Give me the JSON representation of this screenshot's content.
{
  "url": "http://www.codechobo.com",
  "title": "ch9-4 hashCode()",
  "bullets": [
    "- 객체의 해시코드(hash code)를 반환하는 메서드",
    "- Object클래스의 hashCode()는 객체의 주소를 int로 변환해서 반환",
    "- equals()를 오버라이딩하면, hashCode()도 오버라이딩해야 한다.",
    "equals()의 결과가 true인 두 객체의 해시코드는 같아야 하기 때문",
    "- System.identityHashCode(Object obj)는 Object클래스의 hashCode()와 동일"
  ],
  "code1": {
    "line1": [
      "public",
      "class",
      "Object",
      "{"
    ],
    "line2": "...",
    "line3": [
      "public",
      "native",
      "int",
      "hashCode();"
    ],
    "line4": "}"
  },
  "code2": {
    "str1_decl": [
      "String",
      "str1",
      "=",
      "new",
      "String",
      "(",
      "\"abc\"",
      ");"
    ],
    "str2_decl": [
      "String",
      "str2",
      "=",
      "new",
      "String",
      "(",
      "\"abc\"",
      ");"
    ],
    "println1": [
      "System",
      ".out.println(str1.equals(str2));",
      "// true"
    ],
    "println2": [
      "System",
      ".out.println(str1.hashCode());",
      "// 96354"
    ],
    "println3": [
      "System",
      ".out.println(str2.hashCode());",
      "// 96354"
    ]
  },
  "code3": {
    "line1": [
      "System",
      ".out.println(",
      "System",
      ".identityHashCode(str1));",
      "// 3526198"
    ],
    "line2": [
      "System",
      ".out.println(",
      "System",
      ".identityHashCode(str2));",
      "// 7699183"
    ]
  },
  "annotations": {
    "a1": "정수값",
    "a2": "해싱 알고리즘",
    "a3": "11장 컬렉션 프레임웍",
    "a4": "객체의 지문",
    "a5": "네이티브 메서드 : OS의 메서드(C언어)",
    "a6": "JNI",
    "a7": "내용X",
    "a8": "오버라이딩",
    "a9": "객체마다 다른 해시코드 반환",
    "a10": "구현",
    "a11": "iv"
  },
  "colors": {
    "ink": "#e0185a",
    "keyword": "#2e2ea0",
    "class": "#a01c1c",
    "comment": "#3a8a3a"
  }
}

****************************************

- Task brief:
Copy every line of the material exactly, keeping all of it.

- Solution for this problem:
Give me the JSON representation of this screenshot's content.
{
  "url": "http://www.codechobo.com",
  "title": "ch9-4 hashCode()",
  "bullets": [
    "- 객체의 해시코드(hash code)를 반환하는 메서드",
    "- Object클래스의 hashCode()는 객체의 주소를 int로 변환해서 반환",
    "- equals()를 오버라이딩하면, hashCode()도 오버라이딩해야 한다.",
    "equals()의 결과가 true인 두 객체의 해시코드는 같아야 하기 때문",
    "- System.identityHashCode(Object obj)는 Object클래스의 hashCode()와 동일"
  ],
  "code1": {
    "line1": [
      "public",
      "class",
      "Object",
      "{"
    ],
    "line2": "...",
    "line3": [
      "public",
      "native",
      "int",
      "hashCode();"
    ],
    "line4": "}"
  },
  "code2": {
    "str1_decl": [
      "String",
      "str1",
      "=",
      "new",
      "String",
      "(",
      "\"abc\"",
      ");"
    ],
    "str2_decl": [
      "String",
      "str2",
      "=",
      "new",
      "String",
      "(",
      "\"abc\"",
      ");"
    ],
    "println1": [
      "System",
      ".out.println(str1.equals(str2));",
      "// true"
    ],
    "println2": [
      "System",
      ".out.println(str1.hashCode());",
      "// 96354"
    ],
    "println3": [
      "System",
      ".out.println(str2.hashCode());",
      "// 96354"
    ]
  },
  "code3": {
    "line1": [
      "System",
      ".out.println(",
      "System",
      ".identityHashCode(str1));",
      "// 3526198"
    ],
    "line2": [
      "System",
      ".out.println(",
      "System",
      ".identityHashCode(str2));",
      "// 7699183"
    ]
  },
  "annotations": {
    "a1": "정수값",
    "a2": "해싱 알고리즘",
    "a3": "11장 컬렉션 프레임웍",
    "a4": "객체의 지문",
    "a5": "네이티브 메서드 : OS의 메서드(C언어)",
    "a6": "JNI",
    "a7": "내용X",
    "a8": "오버라이딩",
    "a9": "객체마다 다른 해시코드 반환",
    "a10": "구현",
    "a11": "iv"
  },
  "colors": {
    "ink": "#e0185a",
    "keyword": "#2e2ea0",
    "class": "#a01c1c",
    "comment": "#3a8a3a"
  }
}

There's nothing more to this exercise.